INSTRUCTIONS TO FOLLOW
A verbatim copy of every record is required, and no pictures should be included.

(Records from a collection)
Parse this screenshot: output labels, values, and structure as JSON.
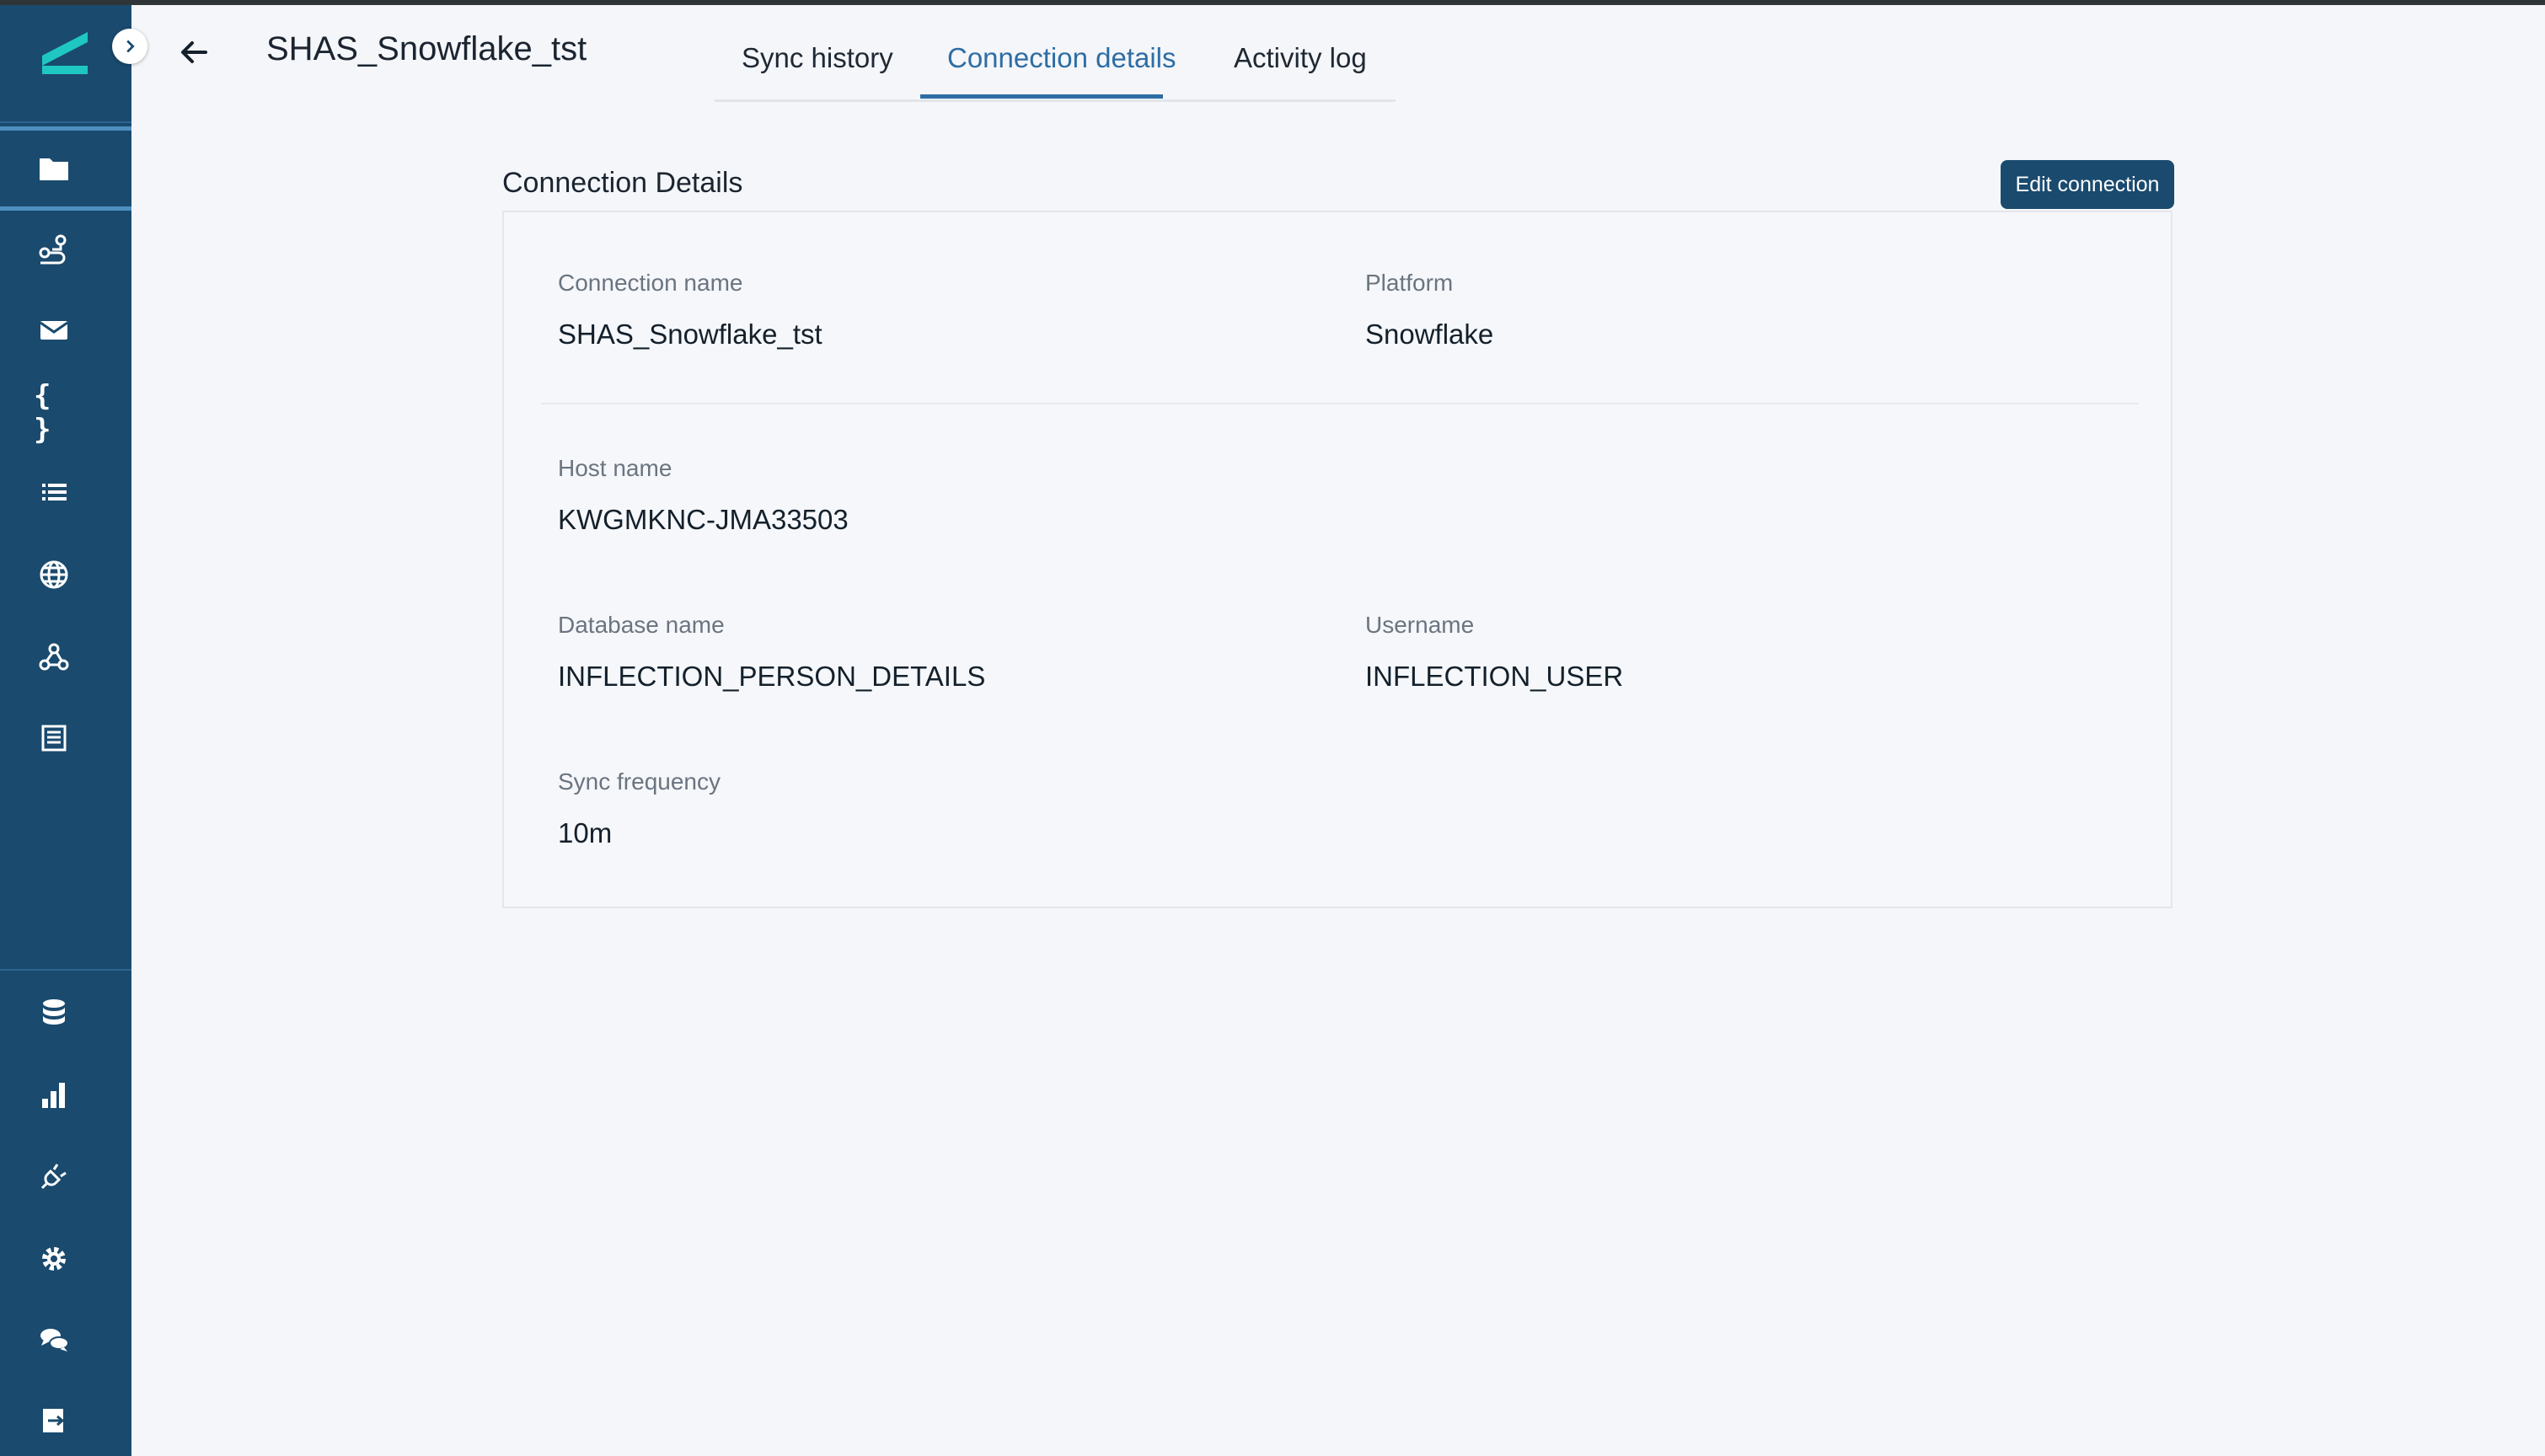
{
  "header": {
    "title": "SHAS_Snowflake_tst"
  },
  "tabs": [
    {
      "label": "Sync history",
      "active": false
    },
    {
      "label": "Connection details",
      "active": true
    },
    {
      "label": "Activity log",
      "active": false
    }
  ],
  "section": {
    "title": "Connection Details",
    "edit_button_label": "Edit connection"
  },
  "fields": {
    "connection_name": {
      "label": "Connection name",
      "value": "SHAS_Snowflake_tst"
    },
    "platform": {
      "label": "Platform",
      "value": "Snowflake"
    },
    "host_name": {
      "label": "Host name",
      "value": "KWGMKNC-JMA33503"
    },
    "database_name": {
      "label": "Database name",
      "value": "INFLECTION_PERSON_DETAILS"
    },
    "username": {
      "label": "Username",
      "value": "INFLECTION_USER"
    },
    "sync_frequency": {
      "label": "Sync frequency",
      "value": "10m"
    }
  },
  "sidebar": {
    "top_icons": [
      "folder-icon",
      "route-icon",
      "mail-icon",
      "code-braces-icon",
      "list-icon",
      "globe-icon",
      "webhook-icon",
      "table-icon"
    ],
    "bottom_icons": [
      "database-icon",
      "bar-chart-icon",
      "plug-icon",
      "gear-icon",
      "chat-icon",
      "logout-icon"
    ]
  },
  "colors": {
    "sidebar": "#1a4a6e",
    "accent": "#2e6da4",
    "logo": "#1fc7c2",
    "background": "#f4f6f9"
  }
}
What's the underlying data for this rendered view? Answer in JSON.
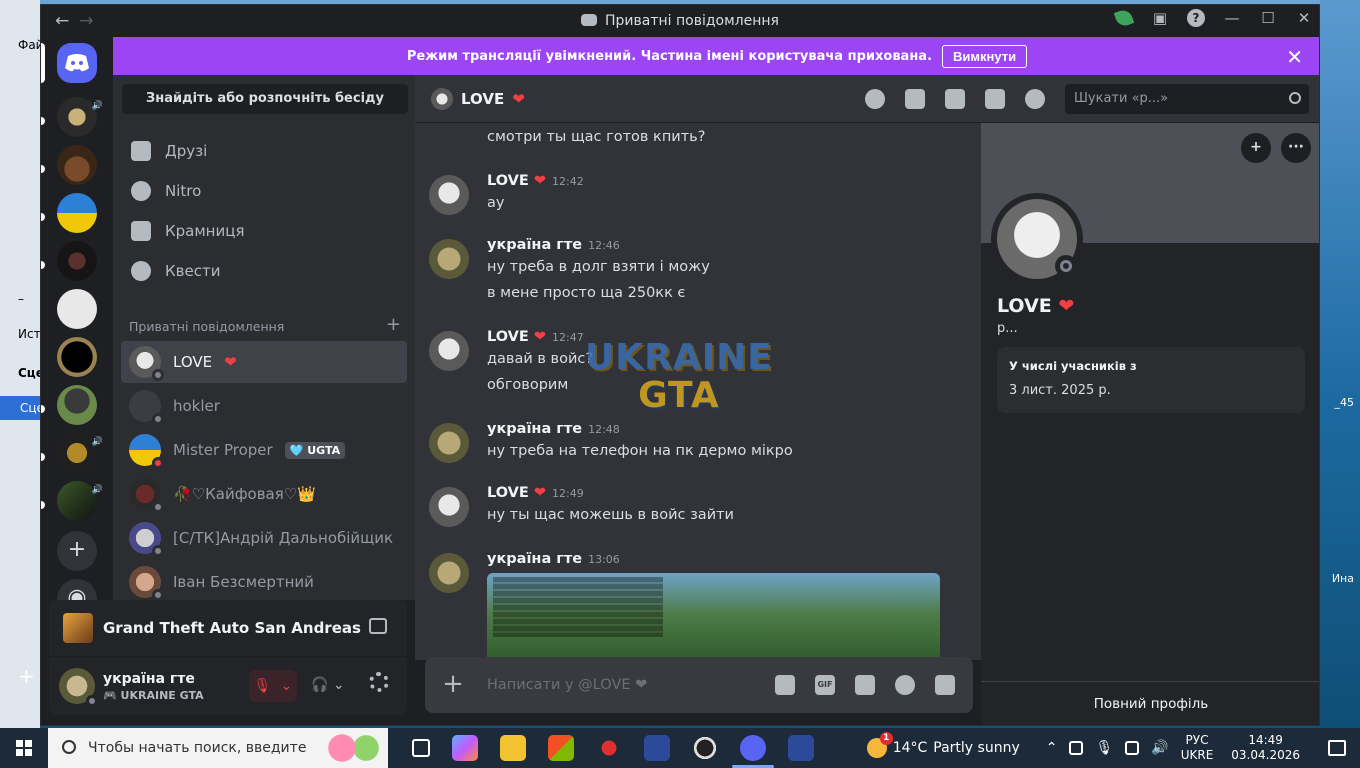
{
  "desktop": {
    "left_labels": [
      "Фай",
      "–",
      "Ист",
      "Сце",
      "Сце",
      "+"
    ],
    "right_labels": [
      "_45",
      "Ина"
    ]
  },
  "window": {
    "title": "Приватні повідомлення"
  },
  "banner": {
    "text": "Режим трансляції увімкнений. Частина імені користувача прихована.",
    "button": "Вимкнути"
  },
  "dm_sidebar": {
    "search": "Знайдіть або розпочніть бесіду",
    "nav": [
      {
        "label": "Друзі",
        "icon": "friends-icon"
      },
      {
        "label": "Nitro",
        "icon": "nitro-icon"
      },
      {
        "label": "Крамниця",
        "icon": "shop-icon"
      },
      {
        "label": "Квести",
        "icon": "quests-icon"
      }
    ],
    "section_title": "Приватні повідомлення",
    "dms": [
      {
        "name": "LOVE",
        "heart": "❤",
        "status": "offline"
      },
      {
        "name": "hokler",
        "status": "offline"
      },
      {
        "name": "Mister Proper",
        "tag": "🩵 UGTA",
        "status": "dnd"
      },
      {
        "name": "🥀♡Кайфовая♡👑",
        "status": "offline"
      },
      {
        "name": "[С/ТК]Андрій Дальнобійщик",
        "status": "offline"
      },
      {
        "name": "Іван Безсмертний",
        "status": "offline"
      }
    ]
  },
  "game_activity": {
    "title": "Grand Theft Auto San Andreas"
  },
  "user_panel": {
    "name": "україна гте",
    "sub": "UKRAINE GTA"
  },
  "chat_header": {
    "name": "LOVE",
    "heart": "❤",
    "search_placeholder": "Шукати «р...»"
  },
  "messages": [
    {
      "author": "",
      "time": "",
      "lines": [
        "смотри ты щас готов кпить?"
      ]
    },
    {
      "author": "LOVE ❤",
      "time": "12:42",
      "lines": [
        "ау"
      ]
    },
    {
      "author": "україна гте",
      "time": "12:46",
      "lines": [
        "ну треба в долг взяти і можу",
        "в мене просто ща 250кк є"
      ]
    },
    {
      "author": "LOVE ❤",
      "time": "12:47",
      "lines": [
        "давай в войс?",
        "обговорим"
      ]
    },
    {
      "author": "україна гте",
      "time": "12:48",
      "lines": [
        "ну треба на телефон на пк дермо мікро"
      ]
    },
    {
      "author": "LOVE ❤",
      "time": "12:49",
      "lines": [
        "ну ты щас можешь в войс зайти"
      ]
    },
    {
      "author": "україна гте",
      "time": "13:06",
      "lines": []
    }
  ],
  "watermark": {
    "line1": "UKRAINE",
    "line2": "GTA"
  },
  "composer": {
    "placeholder": "Написати у @LOVE ❤",
    "gif": "GIF"
  },
  "profile": {
    "name": "LOVE",
    "heart": "❤",
    "username": "р...",
    "member_since_title": "У числі учасників з",
    "member_since": "3 лист. 2025 р.",
    "full_profile": "Повний профіль"
  },
  "taskbar": {
    "search_placeholder": "Чтобы начать поиск, введите",
    "weather_temp": "14°C",
    "weather_desc": "Partly sunny",
    "weather_badge": "1",
    "lang_top": "РУС",
    "lang_bottom": "UKRE",
    "time": "14:49",
    "date": "03.04.2026"
  },
  "colors": {
    "banner": "#9b45f4",
    "discord_blurple": "#5865f2",
    "heart": "#f23f43"
  }
}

RESPONSE FOR THIS EXERCISE
Parse this screenshot: output labels, values, and structure as JSON.
{
  "header": {
    "title": "SHAS_Snowflake_tst"
  },
  "tabs": [
    {
      "label": "Sync history",
      "active": false
    },
    {
      "label": "Connection details",
      "active": true
    },
    {
      "label": "Activity log",
      "active": false
    }
  ],
  "section": {
    "title": "Connection Details",
    "edit_button_label": "Edit connection"
  },
  "fields": {
    "connection_name": {
      "label": "Connection name",
      "value": "SHAS_Snowflake_tst"
    },
    "platform": {
      "label": "Platform",
      "value": "Snowflake"
    },
    "host_name": {
      "label": "Host name",
      "value": "KWGMKNC-JMA33503"
    },
    "database_name": {
      "label": "Database name",
      "value": "INFLECTION_PERSON_DETAILS"
    },
    "username": {
      "label": "Username",
      "value": "INFLECTION_USER"
    },
    "sync_frequency": {
      "label": "Sync frequency",
      "value": "10m"
    }
  },
  "sidebar": {
    "top_icons": [
      "folder-icon",
      "route-icon",
      "mail-icon",
      "code-braces-icon",
      "list-icon",
      "globe-icon",
      "webhook-icon",
      "table-icon"
    ],
    "bottom_icons": [
      "database-icon",
      "bar-chart-icon",
      "plug-icon",
      "gear-icon",
      "chat-icon",
      "logout-icon"
    ]
  },
  "colors": {
    "sidebar": "#1a4a6e",
    "accent": "#2e6da4",
    "logo": "#1fc7c2",
    "background": "#f4f6f9"
  }
}
What's the underlying data for this rendered view? Answer in JSON.
{
  "desktop": {
    "left_labels": [
      "Фай",
      "–",
      "Ист",
      "Сце",
      "Сце",
      "+"
    ],
    "right_labels": [
      "_45",
      "Ина"
    ]
  },
  "window": {
    "title": "Приватні повідомлення"
  },
  "banner": {
    "text": "Режим трансляції увімкнений. Частина імені користувача прихована.",
    "button": "Вимкнути"
  },
  "dm_sidebar": {
    "search": "Знайдіть або розпочніть бесіду",
    "nav": [
      {
        "label": "Друзі",
        "icon": "friends-icon"
      },
      {
        "label": "Nitro",
        "icon": "nitro-icon"
      },
      {
        "label": "Крамниця",
        "icon": "shop-icon"
      },
      {
        "label": "Квести",
        "icon": "quests-icon"
      }
    ],
    "section_title": "Приватні повідомлення",
    "dms": [
      {
        "name": "LOVE",
        "heart": "❤",
        "status": "offline"
      },
      {
        "name": "hokler",
        "status": "offline"
      },
      {
        "name": "Mister Proper",
        "tag": "🩵 UGTA",
        "status": "dnd"
      },
      {
        "name": "🥀♡Кайфовая♡👑",
        "status": "offline"
      },
      {
        "name": "[С/ТК]Андрій Дальнобійщик",
        "status": "offline"
      },
      {
        "name": "Іван Безсмертний",
        "status": "offline"
      }
    ]
  },
  "game_activity": {
    "title": "Grand Theft Auto San Andreas"
  },
  "user_panel": {
    "name": "україна гте",
    "sub": "UKRAINE GTA"
  },
  "chat_header": {
    "name": "LOVE",
    "heart": "❤",
    "search_placeholder": "Шукати «р...»"
  },
  "messages": [
    {
      "author": "",
      "time": "",
      "lines": [
        "смотри ты щас готов кпить?"
      ]
    },
    {
      "author": "LOVE ❤",
      "time": "12:42",
      "lines": [
        "ау"
      ]
    },
    {
      "author": "україна гте",
      "time": "12:46",
      "lines": [
        "ну треба в долг взяти і можу",
        "в мене просто ща 250кк є"
      ]
    },
    {
      "author": "LOVE ❤",
      "time": "12:47",
      "lines": [
        "давай в войс?",
        "обговорим"
      ]
    },
    {
      "author": "україна гте",
      "time": "12:48",
      "lines": [
        "ну треба на телефон на пк дермо мікро"
      ]
    },
    {
      "author": "LOVE ❤",
      "time": "12:49",
      "lines": [
        "ну ты щас можешь в войс зайти"
      ]
    },
    {
      "author": "україна гте",
      "time": "13:06",
      "lines": []
    }
  ],
  "watermark": {
    "line1": "UKRAINE",
    "line2": "GTA"
  },
  "composer": {
    "placeholder": "Написати у @LOVE ❤",
    "gif": "GIF"
  },
  "profile": {
    "name": "LOVE",
    "heart": "❤",
    "username": "р...",
    "member_since_title": "У числі учасників з",
    "member_since": "3 лист. 2025 р.",
    "full_profile": "Повний профіль"
  },
  "taskbar": {
    "search_placeholder": "Чтобы начать поиск, введите",
    "weather_temp": "14°C",
    "weather_desc": "Partly sunny",
    "weather_badge": "1",
    "lang_top": "РУС",
    "lang_bottom": "UKRE",
    "time": "14:49",
    "date": "03.04.2026"
  },
  "colors": {
    "banner": "#9b45f4",
    "discord_blurple": "#5865f2",
    "heart": "#f23f43"
  }
}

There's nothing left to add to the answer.